1. Boutell’s Heraldry, J.P. Brooke-Little, Warne, (revised Edition) London 1970, P 27
2. A Complete Guide to Heraldry, A.C. Fox-Davies, Bonanza (re-print of 1909 Edition), New York, 1978, P85
3. Understanding Signs & Symbols – Heraldry, S. Oliver & G. Croton, Quantum, London, 2013, P53
4. A Glossary of Terms used in British Heraldry, J.H. Parker, Oxford, 1894, Entry:Sable
5. Boutell’s Heraldry, J.P. Brooke-Little, Warne, (revised Edition) London 1970, P 26
6. The Symbolisms of Heraldry, W. Cecil Wade, George Redway, London, 1898 P35
7. A Glossary of Terms used in British Heraldry, J.H. Parker, Oxford, 1894, Entry:Dog
8. The Symbolisms of Heraldry, W. Cecil Wade, George Redway, London, 1898 P68
9. A Glossary of Terms used in British Heraldry, J.H. Parker, Oxford, 1894, Entry:Ordinaries
10. A Glossary of Terms used in British Heraldry, J.H. Parker, Oxford, 1894, Entry:Flaunch

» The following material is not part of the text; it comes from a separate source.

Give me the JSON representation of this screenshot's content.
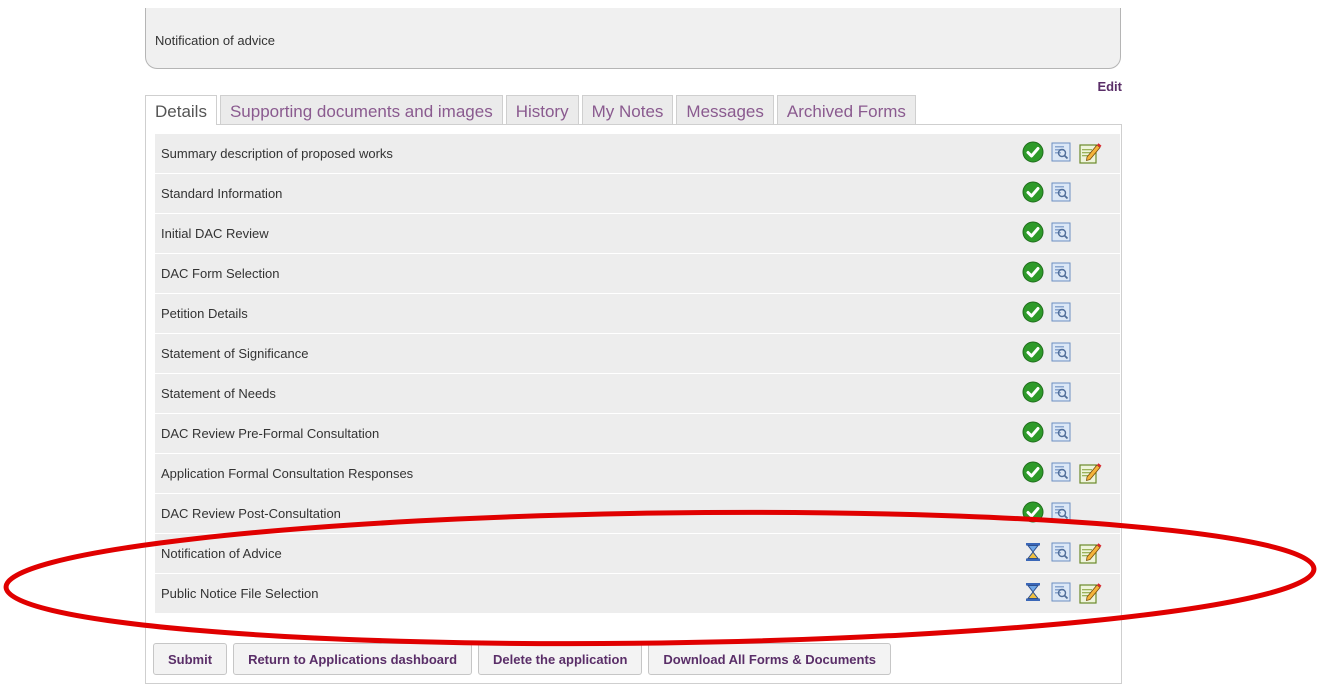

11. The Symbolisms of Heraldry, W. Cecil Wade, George Redway, London, 1898 P52